Last week marked the conclusion of the Start Something Program at the University of Western Australia, a UWA Innovation Quarter Initiative established to develop, promote and foster entrepreneurship within the university environment.
Congratulations to Jo Hawkins and Jonathan Lilley who were the winners of the ‘Start Something Prize for Entrepreneurship’ and Ghulam Hassan who received the CSA Global Prize in Entrepreneurship. Each prizewinner will receive mentoring from an Innovation Cluster expert, access to a desk space at the Tech Hub and industry contacts.
Developed by Innovation Cluster, a Perth organisation of industry experts involved with guiding corporate innovation and research commercialisation, with content from Atomic Sky, the program was designed to empower participants with the skills needed to turn their ideas into a successful business.
The month long program engaged over thirty researchers and Post Graduate students from ten different faculties of the University.
“It was fantastic to play a part in running the inaugural Start Something program with Innovation Cluster & UWA IQ and to see the amount of research and innovation happening in one of our world class universities.
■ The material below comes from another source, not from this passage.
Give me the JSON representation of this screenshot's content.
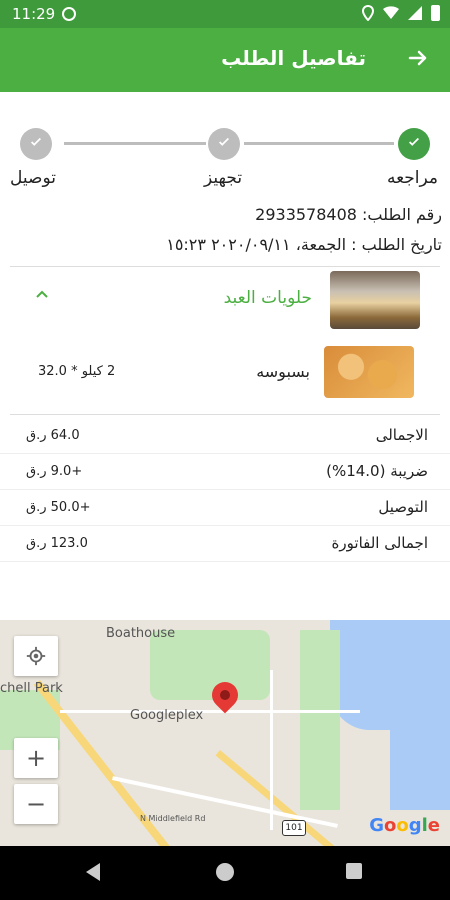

I believe many universities will follow suit with the idea of bringing startup thinking and methodology to research ideas, in order to find the right path into industry.”
– Andy Lamb, CoFounder of Atomic Sky
Each workshop focussed on a different aspect of the commercialisation process, with topics ranging from market identification to how to pitch to recognising funding routes. Particularly popular amongst participants was the opportunity to interact with experienced entrepreneurs who had successfully commercialised ideas in the healthcare, resources, information technology, engineering, social enterprise and innovation sectors.
Participants concluded the program with a better understanding of whether there was a business or commercially viable product in their research as well as an awareness of next steps they could take in commercialisation.